[Provided records — start]

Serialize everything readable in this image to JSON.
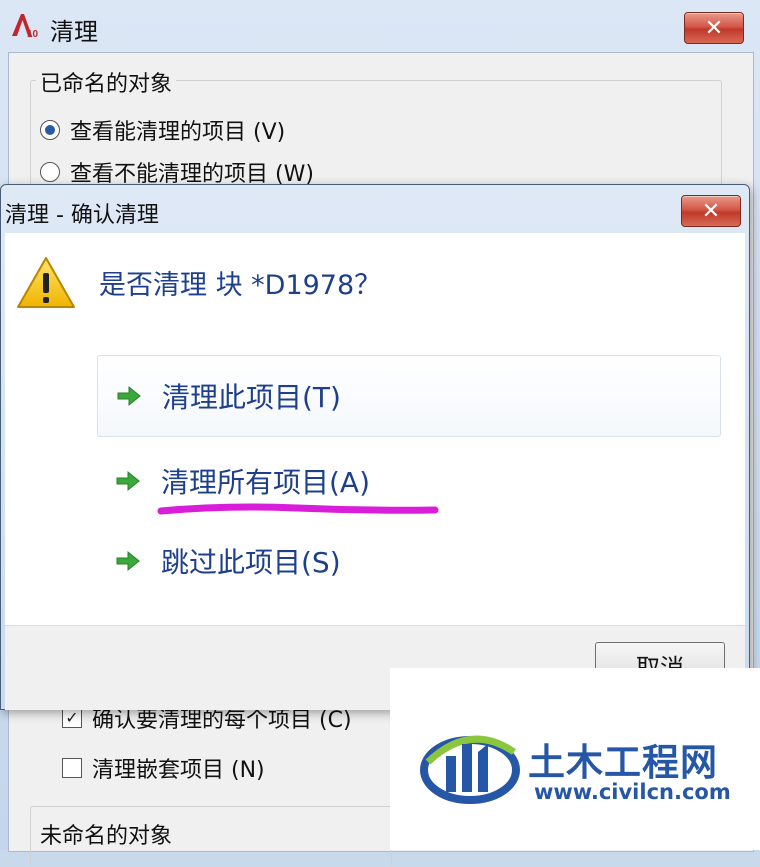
{
  "background_window": {
    "title": "清理",
    "close_label": "✕",
    "named_objects_group": "已命名的对象",
    "radio_purgeable": "查看能清理的项目 (V)",
    "radio_not_purgeable": "查看不能清理的项目 (W)",
    "check_confirm_each": "确认要清理的每个项目 (C)",
    "check_nested": "清理嵌套项目 (N)",
    "unnamed_objects_group": "未命名的对象"
  },
  "dialog": {
    "title": "清理 - 确认清理",
    "close_label": "✕",
    "question": "是否清理 块 *D1978？",
    "commands": [
      {
        "label": "清理此项目(T)"
      },
      {
        "label": "清理所有项目(A)"
      },
      {
        "label": "跳过此项目(S)"
      }
    ],
    "cancel_label": "取消"
  },
  "watermark": {
    "name": "土木工程网",
    "url": "www.civilcn.com"
  },
  "colors": {
    "command_text": "#1e3f8c",
    "highlight_underline": "#d81ed8",
    "arrow_green": "#3aa83a",
    "warning_yellow": "#f5c400"
  }
}
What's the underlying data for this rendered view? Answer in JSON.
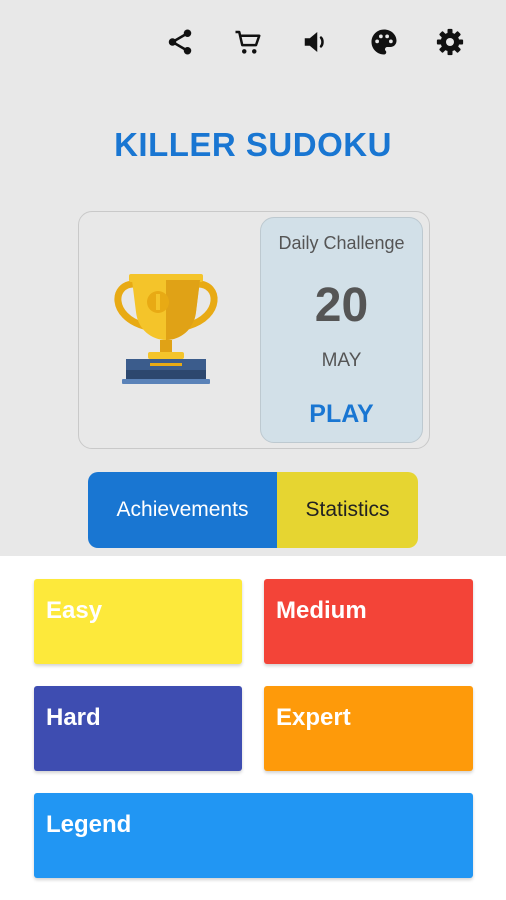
{
  "colors": {
    "top_background": "#e8e8e8",
    "title": "#1976d2",
    "daily_panel": "#d2e0e8",
    "achievements": "#1976d2",
    "statistics": "#e6d531",
    "easy": "#fde93b",
    "medium": "#f34438",
    "hard": "#3e4db1",
    "expert": "#fe9a0a",
    "legend": "#2196f3"
  },
  "toolbar": {
    "icons": [
      "share-icon",
      "cart-icon",
      "volume-icon",
      "palette-icon",
      "gear-icon"
    ]
  },
  "app": {
    "title": "KILLER SUDOKU"
  },
  "daily_challenge": {
    "label": "Daily Challenge",
    "day": "20",
    "month": "MAY",
    "play_label": "PLAY",
    "icon": "trophy-icon"
  },
  "tabs": {
    "achievements_label": "Achievements",
    "statistics_label": "Statistics"
  },
  "levels": {
    "easy": "Easy",
    "medium": "Medium",
    "hard": "Hard",
    "expert": "Expert",
    "legend": "Legend"
  }
}
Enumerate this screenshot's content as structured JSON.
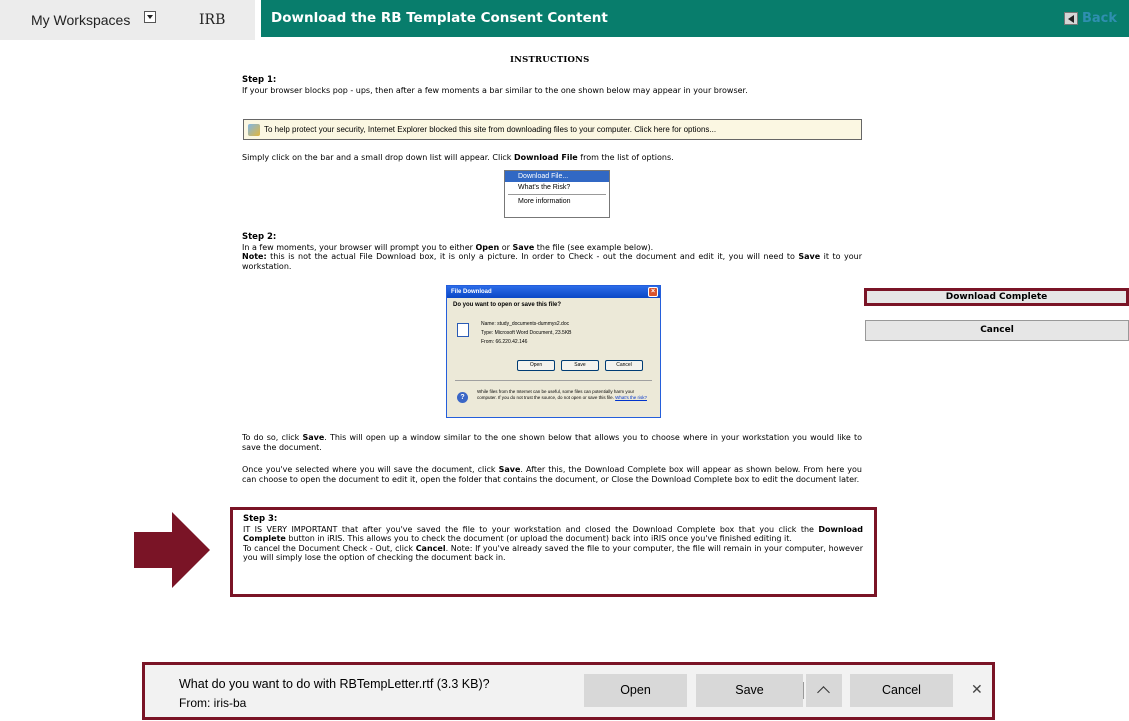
{
  "nav": {
    "workspaces_label": "My Workspaces",
    "irb_label": "IRB"
  },
  "header": {
    "title": "Download the RB Template Consent Content",
    "back_label": "Back"
  },
  "instructions": {
    "heading": "INSTRUCTIONS",
    "step1_title": "Step 1:",
    "step1_text": "If your browser blocks pop - ups, then after a few moments a bar similar to the one shown below may appear in your browser.",
    "ie_bar_text": "To help protect your security, Internet Explorer blocked this site from downloading files to your computer. Click here for options...",
    "click_bar_text_a": "Simply click on the bar and a small drop down list will appear. Click ",
    "click_bar_bold": "Download File",
    "click_bar_text_b": " from the list of options.",
    "dropdown": [
      "Download File...",
      "What's the Risk?",
      "More information"
    ],
    "step2_title": "Step 2:",
    "step2_a": "In a few moments, your browser will prompt you to either ",
    "step2_open": "Open",
    "step2_or": " or ",
    "step2_save": "Save",
    "step2_b": " the file (see example below).",
    "note_label": "Note:",
    "note_a": " this is not the actual File Download box, it is only a picture. In order to Check - out the document and edit it, you will need to ",
    "note_save": "Save",
    "note_b": " it to your workstation.",
    "after1_a": "To do so, click ",
    "after1_save": "Save",
    "after1_b": ". This will open up a window similar to the one shown below that allows you to choose where in your workstation you would like to save the document.",
    "after2_a": "Once you've selected where you will save the document, click ",
    "after2_save": "Save",
    "after2_b": ". After this, the Download Complete box will appear as shown below. From here you can choose to open the document to edit it, open the folder that contains the document, or Close the Download Complete box to edit the document later.",
    "step3_title": "Step 3:",
    "step3_a": "IT IS VERY IMPORTANT that after you've saved the file to your workstation and closed the Download Complete box that you click the ",
    "step3_bold": "Download Complete",
    "step3_b": " button in iRIS. This allows you to check the document (or upload the document) back into iRIS once you've finished editing it.",
    "step3_c": "To cancel the Document Check - Out, click ",
    "step3_cancel": "Cancel",
    "step3_d": ". Note: If you've already saved the file to your computer, the file will remain in your computer, however you will simply lose the option of checking the document back in."
  },
  "file_dialog": {
    "title": "File Download",
    "question": "Do you want to open or save this file?",
    "name_line": "Name:  study_documents-dummys2.doc",
    "type_line": "Type:  Microsoft Word Document, 23.5KB",
    "from_line": "From:  66.220.42.146",
    "open": "Open",
    "save": "Save",
    "cancel": "Cancel",
    "warning": "While files from the Internet can be useful, some files can potentially harm your computer. If you do not trust the source, do not open or save this file.",
    "risk_link": "What's the risk?"
  },
  "actions": {
    "download_complete": "Download Complete",
    "cancel": "Cancel"
  },
  "download_bar": {
    "question": "What do you want to do with RBTempLetter.rtf (3.3 KB)?",
    "from": "From: iris-ba",
    "open": "Open",
    "save": "Save",
    "cancel": "Cancel"
  },
  "colors": {
    "header_teal": "#087d6c",
    "highlight_maroon": "#7a1426",
    "back_link": "#2f8fb0"
  }
}
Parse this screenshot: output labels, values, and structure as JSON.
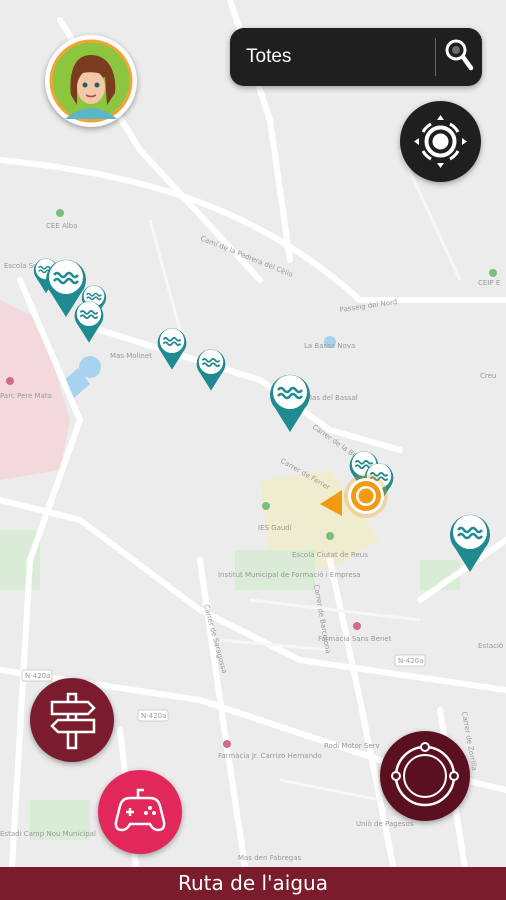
{
  "search": {
    "value": "Totes"
  },
  "footer": {
    "title": "Ruta de l'aigua"
  },
  "colors": {
    "marker_teal": "#1f8a8f",
    "route_button": "#7a1c2c",
    "game_button": "#e2275a",
    "compass_button": "#5a1020",
    "user_location": "#f29a11",
    "footer_bar": "#7a1c2c"
  },
  "icons": {
    "avatar": "user-avatar-icon",
    "search": "magnifier-icon",
    "locate": "gps-target-icon",
    "route": "signpost-icon",
    "game": "gamepad-icon",
    "compass": "compass-ring-icon",
    "marker": "water-wave-icon"
  },
  "map": {
    "streets": [
      "Camí de la Pedrera del Cèlio",
      "Passeig del Nord",
      "Carrer de la Bona de",
      "Carrer de Ferrer",
      "Carrer de Saragossa",
      "Carrer de Barcelona",
      "Carrer de Zorrilla",
      "N-420a"
    ],
    "places": [
      "CEE Alba",
      "Escola Sol",
      "CEIP E",
      "La Bassa Nova",
      "Mas del Bassal",
      "IES Gaudí",
      "Escola Ciutat de Reus",
      "Institut Municipal de Formació i Empresa",
      "Farmàcia Sans Benet",
      "Farmàcia Jr. Carrizo Hernando",
      "Rodi Motor Serv",
      "Uniò de Pagesos",
      "Mas den Fabregas",
      "Estadi Camp Nou Municipal",
      "Parc Pere Mata",
      "Mas Molinet",
      "Estació",
      "Creu"
    ]
  }
}
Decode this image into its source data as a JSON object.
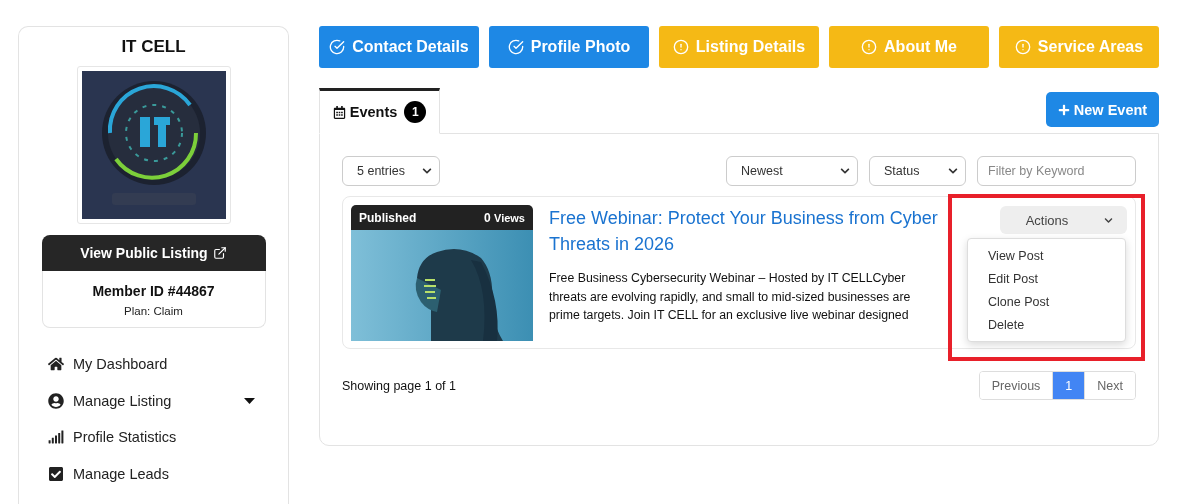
{
  "sidebar": {
    "title": "IT CELL",
    "logo": {
      "kind": "picture"
    },
    "public_link": "View Public Listing",
    "member_id": "Member ID #44867",
    "plan": "Plan: Claim",
    "menu": [
      {
        "label": "My Dashboard",
        "has_submenu": false
      },
      {
        "label": "Manage Listing",
        "has_submenu": true
      },
      {
        "label": "Profile Statistics",
        "has_submenu": false
      },
      {
        "label": "Manage Leads",
        "has_submenu": false
      }
    ]
  },
  "steps": [
    {
      "label": "Contact Details",
      "complete": true
    },
    {
      "label": "Profile Photo",
      "complete": true
    },
    {
      "label": "Listing Details",
      "complete": false
    },
    {
      "label": "About Me",
      "complete": false
    },
    {
      "label": "Service Areas",
      "complete": false
    }
  ],
  "tabs": [
    {
      "label": "Events",
      "count": "1",
      "selected": true
    }
  ],
  "new_button": "New Event",
  "filters": {
    "entries": "5 entries",
    "sort": "Newest",
    "status": "Status",
    "keyword_placeholder": "Filter by Keyword"
  },
  "events": [
    {
      "status": "Published",
      "views_count": "0",
      "views_label": "Views",
      "image": {
        "kind": "picture"
      },
      "title": "Free Webinar: Protect Your Business from Cyber Threats in 2026",
      "description": "Free Business Cybersecurity Webinar – Hosted by IT CELLCyber threats are evolving rapidly, and small to mid-sized businesses are prime targets. Join IT CELL for an exclusive live webinar designed",
      "actions_label": "Actions",
      "menu_open": true,
      "menu": [
        "View Post",
        "Edit Post",
        "Clone Post",
        "Delete"
      ],
      "highlighted": true
    }
  ],
  "footer": {
    "summary": "Showing page 1 of 1",
    "pages": [
      {
        "label": "Previous",
        "selected": false
      },
      {
        "label": "1",
        "selected": true
      },
      {
        "label": "Next",
        "selected": false
      }
    ]
  }
}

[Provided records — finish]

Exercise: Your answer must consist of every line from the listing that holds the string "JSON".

Task solution:
Serialize everything readable in this image to JSON.
What's the underlying data for this rendered view? Answer in JSON.
Enumerate this screenshot's content as structured JSON.
Parse this screenshot: output labels, values, and structure as JSON.
Decode this image into its source data as a JSON object.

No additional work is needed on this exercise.